2022 September 21
by Naida Hakirevic Prevljak
Ports need to accelerate action in the race to a zero-emission ocean shipping future, environmental organisations Pacific Environment and Opportunity Green said in a new playbook released in connection with Climate Week NYC 2022.
The IPCC’s 2022 climate report issued dire warnings to end our dependence on fossil fuels if we are to avoid the climate tipping point of 1.5 degrees Celsius of warming, and that includes shipping’s contribution to global emissions and port pollution. Now is the time to transition the shipping industry to clean energy technologies and a zero-emission future.
“Ports have a responsibility — and an economic opportunity — to become clean energy hubs and lead pathways to zero-emission ocean shipping,” Allyson Browne, Climate Campaign Manager for Ports at Pacific Environment, said.

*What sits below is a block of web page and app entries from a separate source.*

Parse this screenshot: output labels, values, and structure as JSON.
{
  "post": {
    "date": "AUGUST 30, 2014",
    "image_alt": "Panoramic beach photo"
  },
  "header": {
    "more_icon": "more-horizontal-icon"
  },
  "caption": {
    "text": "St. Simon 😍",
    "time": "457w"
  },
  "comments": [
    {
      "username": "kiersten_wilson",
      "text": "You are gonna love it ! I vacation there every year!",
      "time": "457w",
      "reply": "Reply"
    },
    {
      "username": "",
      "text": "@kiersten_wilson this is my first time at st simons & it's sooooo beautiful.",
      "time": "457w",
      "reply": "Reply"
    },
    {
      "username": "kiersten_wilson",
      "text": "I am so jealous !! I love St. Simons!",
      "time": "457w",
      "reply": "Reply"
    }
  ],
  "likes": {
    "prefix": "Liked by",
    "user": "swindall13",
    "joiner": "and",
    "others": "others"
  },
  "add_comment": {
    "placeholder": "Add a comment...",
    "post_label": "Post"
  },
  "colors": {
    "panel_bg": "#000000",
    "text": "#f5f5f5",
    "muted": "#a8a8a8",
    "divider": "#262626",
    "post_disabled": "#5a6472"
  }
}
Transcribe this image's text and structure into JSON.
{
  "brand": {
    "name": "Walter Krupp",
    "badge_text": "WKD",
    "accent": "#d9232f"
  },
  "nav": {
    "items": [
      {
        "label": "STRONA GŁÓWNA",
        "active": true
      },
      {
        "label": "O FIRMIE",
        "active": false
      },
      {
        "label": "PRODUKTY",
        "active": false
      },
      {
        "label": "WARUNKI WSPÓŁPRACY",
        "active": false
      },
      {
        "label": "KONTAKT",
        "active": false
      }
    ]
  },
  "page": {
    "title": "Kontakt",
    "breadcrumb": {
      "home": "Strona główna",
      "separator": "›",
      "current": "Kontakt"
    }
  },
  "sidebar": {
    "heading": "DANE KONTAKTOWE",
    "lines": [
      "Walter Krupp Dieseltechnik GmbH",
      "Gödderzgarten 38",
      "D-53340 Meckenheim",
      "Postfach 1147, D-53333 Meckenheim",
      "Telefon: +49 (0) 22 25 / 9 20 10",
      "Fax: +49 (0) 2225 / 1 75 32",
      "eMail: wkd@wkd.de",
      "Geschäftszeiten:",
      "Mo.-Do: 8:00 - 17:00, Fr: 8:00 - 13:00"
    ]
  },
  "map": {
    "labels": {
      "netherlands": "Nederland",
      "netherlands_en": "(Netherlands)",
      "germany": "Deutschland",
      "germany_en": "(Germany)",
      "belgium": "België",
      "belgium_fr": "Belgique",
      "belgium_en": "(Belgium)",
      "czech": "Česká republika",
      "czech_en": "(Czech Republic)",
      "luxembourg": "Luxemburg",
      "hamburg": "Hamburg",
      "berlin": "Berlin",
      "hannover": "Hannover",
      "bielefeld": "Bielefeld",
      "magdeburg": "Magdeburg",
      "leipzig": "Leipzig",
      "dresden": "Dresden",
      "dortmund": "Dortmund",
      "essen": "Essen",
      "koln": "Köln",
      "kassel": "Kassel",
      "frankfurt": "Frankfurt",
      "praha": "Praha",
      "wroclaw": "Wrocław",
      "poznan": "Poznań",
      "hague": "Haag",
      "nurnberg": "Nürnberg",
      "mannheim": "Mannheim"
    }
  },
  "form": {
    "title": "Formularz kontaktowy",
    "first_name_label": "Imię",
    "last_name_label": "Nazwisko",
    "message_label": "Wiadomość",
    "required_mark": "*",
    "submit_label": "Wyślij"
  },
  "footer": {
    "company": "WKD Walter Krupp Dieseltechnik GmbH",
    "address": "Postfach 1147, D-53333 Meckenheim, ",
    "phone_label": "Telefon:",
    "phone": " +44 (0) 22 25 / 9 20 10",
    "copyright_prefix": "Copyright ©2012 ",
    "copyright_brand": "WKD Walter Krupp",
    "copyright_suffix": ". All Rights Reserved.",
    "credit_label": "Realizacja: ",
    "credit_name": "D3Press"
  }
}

“Our new report presents a 9-point framework to guide ports towards solutions that will dramatically reduce ship pollution this decade, accelerate the zero-emission vessel market, and transform the industry for a 100% zero-emission future.”
If ocean shipping were a country, it would be the sixth largest polluter of climate pollution in the world. Today, 50,000 ships hauling 90% of the world’s cargo emit as much carbon dioxide as the entire country of Germany. Air pollution from ships contributes to 260,000 premature deaths and 14 million cases of childhood asthma each year globally.
By joining together and taking bold climate and public health actions, ports can play a leadership role in catalysing the zero-emission ocean shipping transition this decade – and beyond, according to the two organisations.
“The UN’s shipping regulator, the International Maritime Organization (IMO), has been considering what to do about shipping emissions for over two decades, but so far has made almost no impact. Meanwhile, we all know the urgency of the climate crisis,” Aoife O’Leary, CEO of Opportunity Green, noted.
“Our new report sets out how ports and the local communities around them can take ownership of their own transition to a climate-friendly future without waiting for international action.”
The playbook launches with Pacific Environment’s new campaign: Ports for People. In partnership with Opportunity Green, Friends of the Earth, WWF-Mexico, the organisation is on a mission to end port and ship pollution. Together with local communities, allies and partners, Ports for People seeks to transform ports from hotspots of fossil fuel pollution to thriving hubs of sustainable economic development and environmental protection.
The playbook focuses on three main tracks: commitments, policy, and progress. These tracks lay out nine actions that will end port pollution, accelerate the market for zero-emissions technologies, reward first movers and ensure reliable access to zero-emissions infrastructure and fuels.
Specifically, the 9-point playbook calls on ports to take the following actions:
Commitments: Commitments to end all port pollution from ships; create or join zero-emission shipping corridors (e.g., The Clydebank Declaration and LA-Shanghai Green Shipping Corridor); and, abandon all fossil-fuel projects.
Policy: Set zero-emissions deadlines for all ships; reward first movers and attract the world’s cleanest ships to your port; and, reduce emissions from your existing ship calls.
Progress: Electrify everything possible; provide clean energy and reliable fueling for zero-emissions cargo ships; and, center community and worker oversight in your energy transition.
Ports are the hubs of world trade but also centers of concentrated pollution from ships. Science shows us that the 2020s are the critical decade for climate action and, with ships having an average lifespan of 20-30 years, decarbonisation of shipping needs to begin immediately.
This transition is not only necessary for reducing pollution and mitigating global temperature rise; it is also the best way for ports to ensure stable growth and profitability in a competitive industry that demands around-the-clock efficiency in a world impacted by climate change.